[Component data from apps and pages]
++++

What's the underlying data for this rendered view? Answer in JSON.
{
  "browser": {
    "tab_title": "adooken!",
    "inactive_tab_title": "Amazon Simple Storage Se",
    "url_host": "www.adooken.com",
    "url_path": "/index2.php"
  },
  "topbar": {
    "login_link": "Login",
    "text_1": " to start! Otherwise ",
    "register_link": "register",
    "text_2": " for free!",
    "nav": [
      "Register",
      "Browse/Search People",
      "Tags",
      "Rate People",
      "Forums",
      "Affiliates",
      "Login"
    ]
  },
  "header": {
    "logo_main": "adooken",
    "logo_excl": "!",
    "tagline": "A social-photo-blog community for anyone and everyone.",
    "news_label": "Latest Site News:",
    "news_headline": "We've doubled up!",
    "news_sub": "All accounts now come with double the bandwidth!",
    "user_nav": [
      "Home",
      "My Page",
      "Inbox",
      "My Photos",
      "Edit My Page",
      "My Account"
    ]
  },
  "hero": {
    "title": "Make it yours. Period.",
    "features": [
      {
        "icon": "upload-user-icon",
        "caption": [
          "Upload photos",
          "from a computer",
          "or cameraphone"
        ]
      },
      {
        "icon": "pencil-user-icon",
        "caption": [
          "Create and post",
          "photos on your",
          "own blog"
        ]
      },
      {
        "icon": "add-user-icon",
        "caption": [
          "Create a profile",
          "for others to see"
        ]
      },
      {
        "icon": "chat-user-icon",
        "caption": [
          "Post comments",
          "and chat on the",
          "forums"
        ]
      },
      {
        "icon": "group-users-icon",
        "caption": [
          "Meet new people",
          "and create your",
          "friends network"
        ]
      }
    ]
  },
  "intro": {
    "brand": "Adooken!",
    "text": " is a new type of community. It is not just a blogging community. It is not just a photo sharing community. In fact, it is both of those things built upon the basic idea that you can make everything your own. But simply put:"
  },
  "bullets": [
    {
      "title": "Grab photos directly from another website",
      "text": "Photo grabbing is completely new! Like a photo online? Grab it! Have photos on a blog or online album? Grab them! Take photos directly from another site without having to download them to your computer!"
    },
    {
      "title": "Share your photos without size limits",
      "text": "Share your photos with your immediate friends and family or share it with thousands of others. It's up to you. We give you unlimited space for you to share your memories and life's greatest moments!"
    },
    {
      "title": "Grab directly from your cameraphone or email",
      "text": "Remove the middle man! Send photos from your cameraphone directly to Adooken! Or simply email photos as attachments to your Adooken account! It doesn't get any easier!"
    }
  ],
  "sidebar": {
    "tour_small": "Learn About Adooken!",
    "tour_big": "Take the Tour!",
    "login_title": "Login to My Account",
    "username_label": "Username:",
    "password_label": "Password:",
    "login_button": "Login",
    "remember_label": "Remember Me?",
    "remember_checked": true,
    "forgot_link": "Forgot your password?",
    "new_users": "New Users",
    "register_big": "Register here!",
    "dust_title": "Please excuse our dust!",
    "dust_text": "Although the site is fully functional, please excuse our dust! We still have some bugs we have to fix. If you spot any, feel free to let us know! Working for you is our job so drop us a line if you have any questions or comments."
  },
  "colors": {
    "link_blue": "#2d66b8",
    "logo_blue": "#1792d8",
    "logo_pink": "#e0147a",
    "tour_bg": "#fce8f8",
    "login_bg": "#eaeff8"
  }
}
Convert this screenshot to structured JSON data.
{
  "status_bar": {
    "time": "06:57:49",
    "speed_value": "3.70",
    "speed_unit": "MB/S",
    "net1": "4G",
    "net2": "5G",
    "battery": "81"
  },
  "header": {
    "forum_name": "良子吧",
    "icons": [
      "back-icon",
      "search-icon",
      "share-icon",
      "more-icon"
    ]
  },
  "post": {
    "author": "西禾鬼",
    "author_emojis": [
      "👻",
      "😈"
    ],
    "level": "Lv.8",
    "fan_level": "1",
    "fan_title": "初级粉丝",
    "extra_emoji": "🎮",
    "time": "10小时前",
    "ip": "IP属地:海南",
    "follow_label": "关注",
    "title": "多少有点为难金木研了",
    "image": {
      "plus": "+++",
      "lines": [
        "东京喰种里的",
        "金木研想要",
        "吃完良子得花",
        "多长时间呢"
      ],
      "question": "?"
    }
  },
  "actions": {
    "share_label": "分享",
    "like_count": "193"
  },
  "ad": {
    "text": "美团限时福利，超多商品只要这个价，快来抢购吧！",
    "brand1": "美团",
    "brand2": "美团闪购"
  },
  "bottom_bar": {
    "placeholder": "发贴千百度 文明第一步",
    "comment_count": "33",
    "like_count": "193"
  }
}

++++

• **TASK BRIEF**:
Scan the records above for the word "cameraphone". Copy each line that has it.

• **TASK RESULT**:
          "or cameraphone"
      "title": "Grab directly from your cameraphone or email",
      "text": "Remove the middle man! Send photos from your cameraphone directly to Adooken! Or simply email photos as attachments to your Adooken account! It doesn't get any easier!"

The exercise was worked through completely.